## Problem details
Copy every line that contains the string "image" from the entries below.
****
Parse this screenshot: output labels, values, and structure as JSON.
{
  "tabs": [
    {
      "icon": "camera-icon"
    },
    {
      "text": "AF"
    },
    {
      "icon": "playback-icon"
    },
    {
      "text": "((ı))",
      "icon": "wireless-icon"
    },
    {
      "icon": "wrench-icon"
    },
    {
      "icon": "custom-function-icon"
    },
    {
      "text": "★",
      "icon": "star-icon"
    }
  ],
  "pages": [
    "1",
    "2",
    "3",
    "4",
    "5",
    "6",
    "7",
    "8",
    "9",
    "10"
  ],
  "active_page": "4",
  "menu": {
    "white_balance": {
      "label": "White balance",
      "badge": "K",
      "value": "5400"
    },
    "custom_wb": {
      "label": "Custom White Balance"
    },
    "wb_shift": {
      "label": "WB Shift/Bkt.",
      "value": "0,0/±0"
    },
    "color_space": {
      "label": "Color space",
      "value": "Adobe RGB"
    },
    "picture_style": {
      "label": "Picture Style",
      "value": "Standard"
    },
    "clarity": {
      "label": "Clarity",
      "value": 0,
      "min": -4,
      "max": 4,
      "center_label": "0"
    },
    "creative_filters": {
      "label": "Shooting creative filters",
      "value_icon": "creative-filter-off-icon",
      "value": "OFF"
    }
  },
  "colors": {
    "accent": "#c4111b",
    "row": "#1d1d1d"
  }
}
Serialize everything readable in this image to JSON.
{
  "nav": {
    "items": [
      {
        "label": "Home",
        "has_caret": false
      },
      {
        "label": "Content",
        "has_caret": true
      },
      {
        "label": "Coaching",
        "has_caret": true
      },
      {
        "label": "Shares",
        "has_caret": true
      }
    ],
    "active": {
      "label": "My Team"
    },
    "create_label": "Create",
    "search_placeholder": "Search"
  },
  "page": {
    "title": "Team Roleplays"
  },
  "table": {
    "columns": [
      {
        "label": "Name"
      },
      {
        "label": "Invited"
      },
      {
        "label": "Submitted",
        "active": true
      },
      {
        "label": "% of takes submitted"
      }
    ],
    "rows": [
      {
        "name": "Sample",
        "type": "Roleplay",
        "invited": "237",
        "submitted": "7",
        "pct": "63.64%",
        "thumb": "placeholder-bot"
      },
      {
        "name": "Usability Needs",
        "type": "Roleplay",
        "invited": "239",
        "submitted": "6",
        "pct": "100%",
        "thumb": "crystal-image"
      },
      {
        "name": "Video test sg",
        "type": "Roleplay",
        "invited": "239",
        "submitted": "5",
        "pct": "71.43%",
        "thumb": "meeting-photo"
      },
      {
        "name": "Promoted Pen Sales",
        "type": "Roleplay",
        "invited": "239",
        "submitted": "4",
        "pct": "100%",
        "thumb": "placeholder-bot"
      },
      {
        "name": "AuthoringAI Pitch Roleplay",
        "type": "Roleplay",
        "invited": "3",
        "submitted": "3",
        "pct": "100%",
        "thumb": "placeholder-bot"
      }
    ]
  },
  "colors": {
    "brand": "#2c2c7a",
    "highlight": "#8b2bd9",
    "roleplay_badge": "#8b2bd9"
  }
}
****
## Exercise solution
Serialize everything readable in this image to JSON.
        "thumb": "crystal-image"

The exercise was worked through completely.